This might take up to an hour to work especially if there have been a number coats of paint over the paper.
Apply generously as the more you apply the better it will work which means the less effort that you have to put in scraping!
Once you are ready and the stripping gel has started to work you can start to scrape off the paper. Again you’ll probably need to take two passes, especially if the woodchip has been painted over a few times.
In some circumstances, it can be easier to scrape the top layer of paper off dry and then use the remover paste to remove the under layer.

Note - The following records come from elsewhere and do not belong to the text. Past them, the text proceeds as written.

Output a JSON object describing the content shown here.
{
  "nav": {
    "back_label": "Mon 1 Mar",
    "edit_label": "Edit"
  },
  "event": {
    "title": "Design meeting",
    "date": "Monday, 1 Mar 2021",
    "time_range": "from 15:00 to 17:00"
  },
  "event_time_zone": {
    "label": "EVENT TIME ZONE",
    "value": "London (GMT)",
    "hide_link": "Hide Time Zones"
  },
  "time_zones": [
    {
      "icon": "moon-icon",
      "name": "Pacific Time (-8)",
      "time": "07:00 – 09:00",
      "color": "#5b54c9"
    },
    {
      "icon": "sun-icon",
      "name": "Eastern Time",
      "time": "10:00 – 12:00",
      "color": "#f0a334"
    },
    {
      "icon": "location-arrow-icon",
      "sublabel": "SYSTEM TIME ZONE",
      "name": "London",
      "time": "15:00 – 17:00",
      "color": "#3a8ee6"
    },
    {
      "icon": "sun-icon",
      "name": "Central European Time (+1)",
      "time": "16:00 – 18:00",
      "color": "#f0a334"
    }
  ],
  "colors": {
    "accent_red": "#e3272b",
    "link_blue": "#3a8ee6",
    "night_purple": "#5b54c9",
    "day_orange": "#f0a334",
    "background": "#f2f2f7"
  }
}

The benefit of this method is it is probably the easiest as you don’t need to hold a steamer pad to the wall all day and the gel stick to the wall making it penetrate to the glue much more effectively.
It is possibly a little more time consuming than steaming, but quicker and easier than using traditional wallpaper remover. For these reasons this is usually the approach we take even is these pastes are more expensive than liquid wallpaper removers.
Preparing the Wall after Removing Woodchip or Textured Wallpaper
Once you have got the paper off, which ever method you have used you will need to wash the walls down to get rid of any residual glue. We would suggest that you use a sugar soap solution to do this.
It is likely that you will have gouged the wall in the odd place while scraping off the woodchip paper, so you will need to fill this and another cracks or chips.
Once the wall as been stripped then the preparation is the same as you would for any other wall. See more details about preparing walls for painting here.
Removing woodchip and textured wall papers like Anaglypta is not easy, simply as it takes time and it physically demanding, however there is no reason why any DIY enthusiast could not do it with any of the methods we describe. Every wall will be different and different techniques will work better or worse so you will have to experiment a little to see what works for you.
All project content written and produced by Mike Edwards